*Task brief:* The full set of records needs to be retyped exactly.

*Exercise input:*
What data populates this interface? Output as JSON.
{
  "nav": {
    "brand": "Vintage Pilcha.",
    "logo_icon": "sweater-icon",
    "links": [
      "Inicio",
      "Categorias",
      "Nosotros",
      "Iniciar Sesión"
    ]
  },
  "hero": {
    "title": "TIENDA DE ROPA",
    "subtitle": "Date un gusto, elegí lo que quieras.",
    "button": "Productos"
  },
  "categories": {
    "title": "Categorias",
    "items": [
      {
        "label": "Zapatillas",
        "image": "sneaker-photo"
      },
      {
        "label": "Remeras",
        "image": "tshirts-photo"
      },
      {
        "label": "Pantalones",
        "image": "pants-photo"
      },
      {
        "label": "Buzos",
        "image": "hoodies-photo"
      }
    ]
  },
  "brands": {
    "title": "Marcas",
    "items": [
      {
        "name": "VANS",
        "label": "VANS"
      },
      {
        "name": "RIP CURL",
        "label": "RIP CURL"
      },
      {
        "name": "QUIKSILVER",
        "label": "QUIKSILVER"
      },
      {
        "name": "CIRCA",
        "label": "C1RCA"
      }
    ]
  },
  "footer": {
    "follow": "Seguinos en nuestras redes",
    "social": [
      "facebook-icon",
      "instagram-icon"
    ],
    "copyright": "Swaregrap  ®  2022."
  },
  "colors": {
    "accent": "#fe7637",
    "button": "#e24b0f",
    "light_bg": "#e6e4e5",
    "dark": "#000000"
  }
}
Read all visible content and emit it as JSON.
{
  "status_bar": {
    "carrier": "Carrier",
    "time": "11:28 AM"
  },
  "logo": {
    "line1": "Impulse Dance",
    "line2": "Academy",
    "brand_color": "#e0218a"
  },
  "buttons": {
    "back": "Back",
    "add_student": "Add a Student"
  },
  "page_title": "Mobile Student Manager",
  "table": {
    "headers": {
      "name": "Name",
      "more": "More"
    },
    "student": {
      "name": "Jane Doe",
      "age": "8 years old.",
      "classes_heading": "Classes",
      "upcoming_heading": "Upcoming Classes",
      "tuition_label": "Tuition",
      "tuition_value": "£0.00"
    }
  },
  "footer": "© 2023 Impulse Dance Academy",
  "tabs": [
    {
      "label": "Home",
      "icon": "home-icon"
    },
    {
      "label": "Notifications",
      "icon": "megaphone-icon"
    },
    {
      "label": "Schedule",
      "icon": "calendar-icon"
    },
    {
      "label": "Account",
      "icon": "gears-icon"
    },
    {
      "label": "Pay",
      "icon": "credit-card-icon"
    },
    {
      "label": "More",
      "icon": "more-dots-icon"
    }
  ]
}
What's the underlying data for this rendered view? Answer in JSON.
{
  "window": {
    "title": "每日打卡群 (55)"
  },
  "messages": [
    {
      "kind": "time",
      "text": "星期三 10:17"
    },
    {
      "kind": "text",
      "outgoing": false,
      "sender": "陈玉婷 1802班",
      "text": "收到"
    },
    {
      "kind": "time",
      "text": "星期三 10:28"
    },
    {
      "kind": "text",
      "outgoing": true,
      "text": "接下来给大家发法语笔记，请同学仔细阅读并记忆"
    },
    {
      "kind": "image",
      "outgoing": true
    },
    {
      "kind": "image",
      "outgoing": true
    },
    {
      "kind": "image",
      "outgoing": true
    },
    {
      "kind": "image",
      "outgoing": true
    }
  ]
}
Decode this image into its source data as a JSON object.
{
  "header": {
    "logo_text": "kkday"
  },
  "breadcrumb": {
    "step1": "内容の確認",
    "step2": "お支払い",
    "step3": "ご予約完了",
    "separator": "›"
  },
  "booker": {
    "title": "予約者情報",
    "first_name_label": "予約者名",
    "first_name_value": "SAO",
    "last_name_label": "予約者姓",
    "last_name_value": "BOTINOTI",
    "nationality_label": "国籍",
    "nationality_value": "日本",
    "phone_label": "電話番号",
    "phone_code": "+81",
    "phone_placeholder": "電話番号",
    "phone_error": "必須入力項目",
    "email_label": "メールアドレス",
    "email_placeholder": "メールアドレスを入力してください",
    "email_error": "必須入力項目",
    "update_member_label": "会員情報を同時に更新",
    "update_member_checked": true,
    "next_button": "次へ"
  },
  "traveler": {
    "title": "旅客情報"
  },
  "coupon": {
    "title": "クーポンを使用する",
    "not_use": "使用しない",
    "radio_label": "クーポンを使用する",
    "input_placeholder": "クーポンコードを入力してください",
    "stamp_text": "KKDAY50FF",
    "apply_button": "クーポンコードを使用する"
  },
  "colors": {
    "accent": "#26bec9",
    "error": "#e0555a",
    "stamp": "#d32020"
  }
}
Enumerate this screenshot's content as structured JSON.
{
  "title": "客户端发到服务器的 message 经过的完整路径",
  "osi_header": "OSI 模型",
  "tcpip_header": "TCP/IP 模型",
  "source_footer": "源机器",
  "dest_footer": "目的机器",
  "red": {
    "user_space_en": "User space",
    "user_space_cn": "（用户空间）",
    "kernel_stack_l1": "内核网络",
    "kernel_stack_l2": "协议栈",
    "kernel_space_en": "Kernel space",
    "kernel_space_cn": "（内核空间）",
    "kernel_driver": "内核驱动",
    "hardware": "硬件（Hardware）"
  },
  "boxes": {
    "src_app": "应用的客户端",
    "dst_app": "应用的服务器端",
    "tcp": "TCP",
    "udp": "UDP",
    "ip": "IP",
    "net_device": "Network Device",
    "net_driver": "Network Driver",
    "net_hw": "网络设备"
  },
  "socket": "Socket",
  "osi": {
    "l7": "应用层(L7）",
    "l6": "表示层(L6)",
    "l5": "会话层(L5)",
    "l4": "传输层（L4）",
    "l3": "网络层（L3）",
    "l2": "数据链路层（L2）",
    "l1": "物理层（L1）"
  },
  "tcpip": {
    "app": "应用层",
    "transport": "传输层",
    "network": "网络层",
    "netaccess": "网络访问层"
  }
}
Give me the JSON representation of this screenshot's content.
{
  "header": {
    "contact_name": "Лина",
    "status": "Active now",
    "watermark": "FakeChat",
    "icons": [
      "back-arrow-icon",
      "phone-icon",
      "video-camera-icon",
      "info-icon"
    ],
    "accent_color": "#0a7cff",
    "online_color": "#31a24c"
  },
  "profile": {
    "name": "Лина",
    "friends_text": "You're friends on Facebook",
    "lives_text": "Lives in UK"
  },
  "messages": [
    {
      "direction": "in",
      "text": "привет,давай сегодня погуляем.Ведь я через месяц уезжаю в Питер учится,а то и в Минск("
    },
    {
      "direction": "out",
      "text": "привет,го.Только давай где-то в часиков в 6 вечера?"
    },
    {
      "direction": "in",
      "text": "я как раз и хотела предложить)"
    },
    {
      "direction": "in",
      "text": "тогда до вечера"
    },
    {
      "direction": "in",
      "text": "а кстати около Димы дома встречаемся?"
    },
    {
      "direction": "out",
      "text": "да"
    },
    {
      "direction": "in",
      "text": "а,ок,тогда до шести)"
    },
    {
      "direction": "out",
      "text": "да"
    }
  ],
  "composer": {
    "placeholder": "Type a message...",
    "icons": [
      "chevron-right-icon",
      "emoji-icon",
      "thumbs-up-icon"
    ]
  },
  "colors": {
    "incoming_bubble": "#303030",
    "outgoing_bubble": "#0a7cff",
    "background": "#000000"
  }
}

*Written answer:*
What data populates this interface? Output as JSON.
{
  "nav": {
    "brand": "Vintage Pilcha.",
    "logo_icon": "sweater-icon",
    "links": [
      "Inicio",
      "Categorias",
      "Nosotros",
      "Iniciar Sesión"
    ]
  },
  "hero": {
    "title": "TIENDA DE ROPA",
    "subtitle": "Date un gusto, elegí lo que quieras.",
    "button": "Productos"
  },
  "categories": {
    "title": "Categorias",
    "items": [
      {
        "label": "Zapatillas",
        "image": "sneaker-photo"
      },
      {
        "label": "Remeras",
        "image": "tshirts-photo"
      },
      {
        "label": "Pantalones",
        "image": "pants-photo"
      },
      {
        "label": "Buzos",
        "image": "hoodies-photo"
      }
    ]
  },
  "brands": {
    "title": "Marcas",
    "items": [
      {
        "name": "VANS",
        "label": "VANS"
      },
      {
        "name": "RIP CURL",
        "label": "RIP CURL"
      },
      {
        "name": "QUIKSILVER",
        "label": "QUIKSILVER"
      },
      {
        "name": "CIRCA",
        "label": "C1RCA"
      }
    ]
  },
  "footer": {
    "follow": "Seguinos en nuestras redes",
    "social": [
      "facebook-icon",
      "instagram-icon"
    ],
    "copyright": "Swaregrap  ®  2022."
  },
  "colors": {
    "accent": "#fe7637",
    "button": "#e24b0f",
    "light_bg": "#e6e4e5",
    "dark": "#000000"
  }
}
Read all visible content and emit it as JSON.
{
  "status_bar": {
    "carrier": "Carrier",
    "time": "11:28 AM"
  },
  "logo": {
    "line1": "Impulse Dance",
    "line2": "Academy",
    "brand_color": "#e0218a"
  },
  "buttons": {
    "back": "Back",
    "add_student": "Add a Student"
  },
  "page_title": "Mobile Student Manager",
  "table": {
    "headers": {
      "name": "Name",
      "more": "More"
    },
    "student": {
      "name": "Jane Doe",
      "age": "8 years old.",
      "classes_heading": "Classes",
      "upcoming_heading": "Upcoming Classes",
      "tuition_label": "Tuition",
      "tuition_value": "£0.00"
    }
  },
  "footer": "© 2023 Impulse Dance Academy",
  "tabs": [
    {
      "label": "Home",
      "icon": "home-icon"
    },
    {
      "label": "Notifications",
      "icon": "megaphone-icon"
    },
    {
      "label": "Schedule",
      "icon": "calendar-icon"
    },
    {
      "label": "Account",
      "icon": "gears-icon"
    },
    {
      "label": "Pay",
      "icon": "credit-card-icon"
    },
    {
      "label": "More",
      "icon": "more-dots-icon"
    }
  ]
}
What's the underlying data for this rendered view? Answer in JSON.
{
  "window": {
    "title": "每日打卡群 (55)"
  },
  "messages": [
    {
      "kind": "time",
      "text": "星期三 10:17"
    },
    {
      "kind": "text",
      "outgoing": false,
      "sender": "陈玉婷 1802班",
      "text": "收到"
    },
    {
      "kind": "time",
      "text": "星期三 10:28"
    },
    {
      "kind": "text",
      "outgoing": true,
      "text": "接下来给大家发法语笔记，请同学仔细阅读并记忆"
    },
    {
      "kind": "image",
      "outgoing": true
    },
    {
      "kind": "image",
      "outgoing": true
    },
    {
      "kind": "image",
      "outgoing": true
    },
    {
      "kind": "image",
      "outgoing": true
    }
  ]
}
Decode this image into its source data as a JSON object.
{
  "header": {
    "logo_text": "kkday"
  },
  "breadcrumb": {
    "step1": "内容の確認",
    "step2": "お支払い",
    "step3": "ご予約完了",
    "separator": "›"
  },
  "booker": {
    "title": "予約者情報",
    "first_name_label": "予約者名",
    "first_name_value": "SAO",
    "last_name_label": "予約者姓",
    "last_name_value": "BOTINOTI",
    "nationality_label": "国籍",
    "nationality_value": "日本",
    "phone_label": "電話番号",
    "phone_code": "+81",
    "phone_placeholder": "電話番号",
    "phone_error": "必須入力項目",
    "email_label": "メールアドレス",
    "email_placeholder": "メールアドレスを入力してください",
    "email_error": "必須入力項目",
    "update_member_label": "会員情報を同時に更新",
    "update_member_checked": true,
    "next_button": "次へ"
  },
  "traveler": {
    "title": "旅客情報"
  },
  "coupon": {
    "title": "クーポンを使用する",
    "not_use": "使用しない",
    "radio_label": "クーポンを使用する",
    "input_placeholder": "クーポンコードを入力してください",
    "stamp_text": "KKDAY50FF",
    "apply_button": "クーポンコードを使用する"
  },
  "colors": {
    "accent": "#26bec9",
    "error": "#e0555a",
    "stamp": "#d32020"
  }
}
Enumerate this screenshot's content as structured JSON.
{
  "title": "客户端发到服务器的 message 经过的完整路径",
  "osi_header": "OSI 模型",
  "tcpip_header": "TCP/IP 模型",
  "source_footer": "源机器",
  "dest_footer": "目的机器",
  "red": {
    "user_space_en": "User space",
    "user_space_cn": "（用户空间）",
    "kernel_stack_l1": "内核网络",
    "kernel_stack_l2": "协议栈",
    "kernel_space_en": "Kernel space",
    "kernel_space_cn": "（内核空间）",
    "kernel_driver": "内核驱动",
    "hardware": "硬件（Hardware）"
  },
  "boxes": {
    "src_app": "应用的客户端",
    "dst_app": "应用的服务器端",
    "tcp": "TCP",
    "udp": "UDP",
    "ip": "IP",
    "net_device": "Network Device",
    "net_driver": "Network Driver",
    "net_hw": "网络设备"
  },
  "socket": "Socket",
  "osi": {
    "l7": "应用层(L7）",
    "l6": "表示层(L6)",
    "l5": "会话层(L5)",
    "l4": "传输层（L4）",
    "l3": "网络层（L3）",
    "l2": "数据链路层（L2）",
    "l1": "物理层（L1）"
  },
  "tcpip": {
    "app": "应用层",
    "transport": "传输层",
    "network": "网络层",
    "netaccess": "网络访问层"
  }
}
Give me the JSON representation of this screenshot's content.
{
  "header": {
    "contact_name": "Лина",
    "status": "Active now",
    "watermark": "FakeChat",
    "icons": [
      "back-arrow-icon",
      "phone-icon",
      "video-camera-icon",
      "info-icon"
    ],
    "accent_color": "#0a7cff",
    "online_color": "#31a24c"
  },
  "profile": {
    "name": "Лина",
    "friends_text": "You're friends on Facebook",
    "lives_text": "Lives in UK"
  },
  "messages": [
    {
      "direction": "in",
      "text": "привет,давай сегодня погуляем.Ведь я через месяц уезжаю в Питер учится,а то и в Минск("
    },
    {
      "direction": "out",
      "text": "привет,го.Только давай где-то в часиков в 6 вечера?"
    },
    {
      "direction": "in",
      "text": "я как раз и хотела предложить)"
    },
    {
      "direction": "in",
      "text": "тогда до вечера"
    },
    {
      "direction": "in",
      "text": "а кстати около Димы дома встречаемся?"
    },
    {
      "direction": "out",
      "text": "да"
    },
    {
      "direction": "in",
      "text": "а,ок,тогда до шести)"
    },
    {
      "direction": "out",
      "text": "да"
    }
  ],
  "composer": {
    "placeholder": "Type a message...",
    "icons": [
      "chevron-right-icon",
      "emoji-icon",
      "thumbs-up-icon"
    ]
  },
  "colors": {
    "incoming_bubble": "#303030",
    "outgoing_bubble": "#0a7cff",
    "background": "#000000"
  }
}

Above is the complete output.